The Journal sued and awaits a ruling from U.S. District Judge Peter C. Economus. Like the Ehrlich case, Journal lawyers argue that they seek the same access as the public to city officials.
Meanwhile, Journal reporters continue to ask questions in public venues, Wood said.
“It’s very difficult to cover city hall,” she said. “At public meetings we get our questions answered. Otherwise, it’s tedious and difficult.”
City officials are “kind of back-pedaling” since the lawsuit was filed, Wood said. “But the mayor has not lifted his edict.”
In a similar case last year, one of Judge Economus’ colleagues, U.S. District Court Judge Solomon Oliver, refused to grant a Cleveland television station a temporary restraining order it sought against Mayor Jane Campbell. In March 2004, she barred city workers from talking with reporters from WOIO-TV after the station aired a story about Cleveland police officers earning about $84,000 in overtime by driving Campbell and her family around the city and out of state.
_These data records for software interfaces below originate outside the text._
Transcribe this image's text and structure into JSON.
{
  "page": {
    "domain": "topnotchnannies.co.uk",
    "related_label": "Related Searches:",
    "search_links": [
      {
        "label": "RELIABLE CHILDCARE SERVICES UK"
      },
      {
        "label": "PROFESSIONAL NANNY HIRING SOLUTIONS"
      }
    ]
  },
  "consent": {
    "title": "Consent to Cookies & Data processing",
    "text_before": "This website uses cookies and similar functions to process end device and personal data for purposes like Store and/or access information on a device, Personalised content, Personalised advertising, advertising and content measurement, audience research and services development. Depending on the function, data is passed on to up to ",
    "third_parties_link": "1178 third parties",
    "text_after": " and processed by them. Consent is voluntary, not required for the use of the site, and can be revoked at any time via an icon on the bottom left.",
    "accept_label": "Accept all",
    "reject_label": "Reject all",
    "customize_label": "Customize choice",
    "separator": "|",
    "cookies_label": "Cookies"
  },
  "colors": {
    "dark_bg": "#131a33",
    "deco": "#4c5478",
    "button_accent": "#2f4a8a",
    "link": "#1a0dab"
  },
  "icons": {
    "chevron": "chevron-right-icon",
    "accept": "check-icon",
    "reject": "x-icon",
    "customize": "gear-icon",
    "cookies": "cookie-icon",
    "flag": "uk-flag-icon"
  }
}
“The mayor may exercise her right not to speak to certain reporters that, in her opinion, she views as untrustworthy or irresponsible. . . . Mayor Campbell may make the determination that city administrators and employees may not comment on behalf of the city to members of the media,” Judge Oliver wrote. He relied heavily on Snyder v. Ringgold, as McKelvey did in his letter.
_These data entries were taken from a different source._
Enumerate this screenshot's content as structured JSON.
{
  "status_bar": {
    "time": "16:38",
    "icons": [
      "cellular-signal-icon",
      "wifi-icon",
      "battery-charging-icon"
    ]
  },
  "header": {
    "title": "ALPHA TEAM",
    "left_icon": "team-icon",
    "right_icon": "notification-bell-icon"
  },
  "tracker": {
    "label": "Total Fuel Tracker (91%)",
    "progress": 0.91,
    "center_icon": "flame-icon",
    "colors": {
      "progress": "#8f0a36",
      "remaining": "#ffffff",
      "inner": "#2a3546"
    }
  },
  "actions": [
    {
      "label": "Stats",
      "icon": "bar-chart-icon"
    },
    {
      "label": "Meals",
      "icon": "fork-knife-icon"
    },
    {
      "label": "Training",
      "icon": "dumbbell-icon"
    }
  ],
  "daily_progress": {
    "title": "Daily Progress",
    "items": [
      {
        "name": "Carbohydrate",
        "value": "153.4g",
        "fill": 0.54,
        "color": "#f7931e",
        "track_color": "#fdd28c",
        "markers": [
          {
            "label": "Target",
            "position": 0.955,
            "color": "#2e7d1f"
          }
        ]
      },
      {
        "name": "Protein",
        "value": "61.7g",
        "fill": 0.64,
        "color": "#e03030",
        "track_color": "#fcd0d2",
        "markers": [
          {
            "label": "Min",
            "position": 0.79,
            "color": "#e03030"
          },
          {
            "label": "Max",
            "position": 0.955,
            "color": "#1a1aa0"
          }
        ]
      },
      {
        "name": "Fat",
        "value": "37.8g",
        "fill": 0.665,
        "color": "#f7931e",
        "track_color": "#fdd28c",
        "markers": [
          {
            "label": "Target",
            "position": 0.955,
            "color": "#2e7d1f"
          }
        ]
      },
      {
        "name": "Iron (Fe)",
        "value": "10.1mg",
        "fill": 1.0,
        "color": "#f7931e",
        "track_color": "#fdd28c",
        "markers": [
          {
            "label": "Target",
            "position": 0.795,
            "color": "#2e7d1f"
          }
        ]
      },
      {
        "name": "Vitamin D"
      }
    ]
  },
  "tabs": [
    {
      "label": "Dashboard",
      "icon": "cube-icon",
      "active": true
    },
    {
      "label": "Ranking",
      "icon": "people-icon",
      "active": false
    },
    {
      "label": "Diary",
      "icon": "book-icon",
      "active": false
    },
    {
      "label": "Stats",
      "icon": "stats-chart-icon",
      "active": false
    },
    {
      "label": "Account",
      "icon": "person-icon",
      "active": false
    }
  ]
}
The mayor and the television station later reached an out-of-court settlement that allowed the station’s reporters to return to city hall and interview city employees, The Journal reported.
Such edicts don’t always lead to legal action. Tobin thinks that’s because “most politicians are wiser than the politician who expressly discriminates and retaliates against journalists.”
Frequently, government officials decide such edicts ultimately are not a good idea.
In Phoenix, Ore., Mayor Vicki Bear barred elected officials and city workers from talking with reporters about city business in early March. Instead, journalists were ordered to go through a single contact person, said Scot Bolsinger, editor of The (Ashland) Daily Tidings.
Bear’s February e-mail edict to Daily Tidings reporter Robert Plain read, in part: “Please refrain from contacting department heads or employees as they will not be commenting on issues unless given direction from my office.”
Less than two hours later, Bolsinger said, Bear tried to keep a prescheduled meeting with a city planner and was refused. Plain received another e-mail from Bear: “When I said that there is a contact person for media that is exactly what I mean. That doesn’t mean that you turn around and contact the city’s planning department.”
Bolsinger and Plain did not back down and Bear “completely and utterly rescinded the order within a week,” Bolsinger said.
In Chesapeake, Va., city officials have clamped down on officials talking to reporters from The Virginian-Pilot.
After a series of stories earlier this year about residents of a subdivision finding chemical waste in their backyards and questioning the city’s ability to protect them, city officials further tightened the muzzle in late April, said reporter Claudia Assis.
Information about “everything except the time of meetings” she must now obtain through one person after an order to city officials not to speak with her, she said.
“They don’t do it in a vacuum,” she said. “They do it when they feel cornered or threatened.”
Bolden said cases like Gov. Ehrlich’s that make national news tend to embolden officials.
“Literally, it’s reached the local level where you’ve got volunteer or stipended officials who do not believe in the openness of government,” he said.